Kelly’s children, the people most impacted by the crime she committed didn’t forgive their mom initially. But today they are fully reconciled, and “they are begging the board of pardons and paroles to allow their mother to live.” says Nikki.
Nikki says of Kelly: “She is being judged for taking one life. But she’s not being granted mercy for giving so much life to others.”
Today, I want to appeal to your sense of the power of redemption, the power of forgiveness and reconciliation. Even if you still believe in the death penalty has a legitimate form of punishment (and I will respectfully and openly disagree), Kelly’s story is one that shows a different pathway, a Christ-inspired way, a morally responsible state-sponsored way to respond to the loss of life taken in murder. Call on Gov. Nathan Deal to stay the execution.
If 18 years in prison has resulted in a woman’s life transformed into one that helps save the lives of others, then why should we participate in snuffing out this one life? If prison’s highest goal is rehabilitation, then why should we reward meaningful human change with death?

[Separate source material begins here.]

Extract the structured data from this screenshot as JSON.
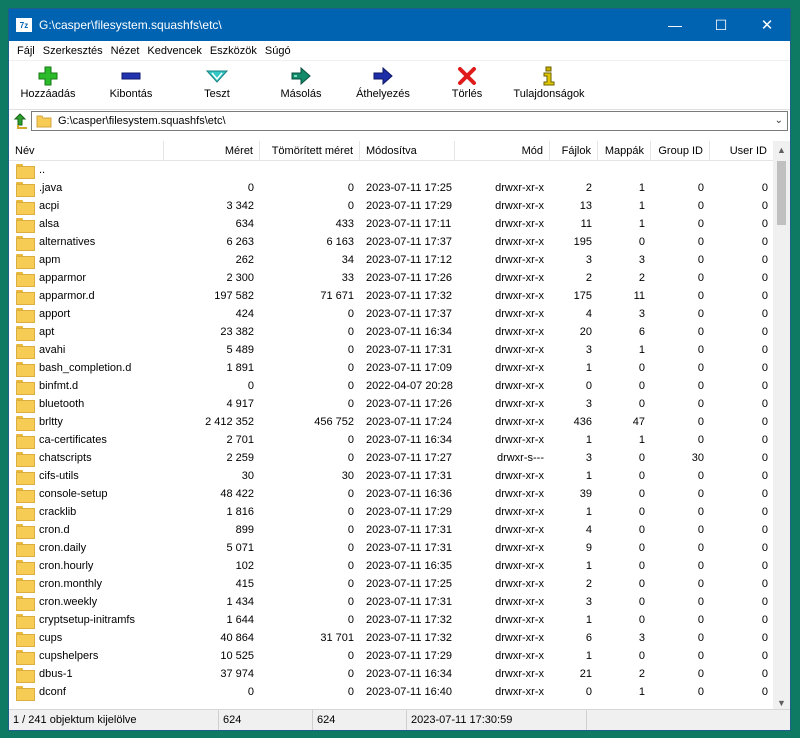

When the state takes a life we are each implicated. And I want to raise my Baptist voice of dissent in that process. I don’t want to be party to taking an eye for an eye and a tooth for a tooth. Retributive justice does not deter crime, nor does it contribute to improving the human condition. In fact it only exacerbates the problem,
Of course I believe there are people who are so torn and broken that they are beyond the capacity to live freely and peaceably with others. And persons in that condition should indeed be set aside from society, and treated with compassion and protection for their sake as well as the sake of those not restrained. Only love and compassion change hearts and lives. Sometimes even they fail, but murder and state-sponsored executions do nothing for the cause of redemption.
Jesus put it best:
38 You have heard that it was said, ‘An eye for an eye and a tooth for a tooth.’ 39 But I say to you, Do not resist an evildoer. But if anyone strikes you on the right cheek, turn the other also; 40 and if anyone wants to sue you and take your coat, give your cloak as well; 41 and if anyone forces you to go one mile, go also the second mile. 42 Give to everyone who begs from you, and do not refuse anyone who wants to borrow from you. 43 You have heard that it was said, ‘You shall love your neighbor and hate your enemy.’ 44 But I say to you, Love your enemies and pray for those who persecute you, 45 so that you may be children of God. (Matthew 5:38-45)
Will you join me today and telling Gov. Deal that we want him to act with compassion not retaliation? We beg him to choose out of mercy not judgment alone, out of love, not hate, out of his best understanding of humanity as informed by his Baptist faith, and not canceling out the good work of redemption that is unfolding in Kelly Gissendaner. May that same help, hope and peace that she embodies be more possible in Georgia, and in these United States, and in all of God’s creation.
At this posting, I don’t know what we will wake up to in the morning. I don’t know if Kelly will be alive or dead. I don’t know if Governor Deal will have more or less weighing on his conscience. I do think following this story has changed me, and I will carry some of the help and hope and peace that Kelly shares with me. I thank God for her life, and I hold out hope there will be many more years for her to live.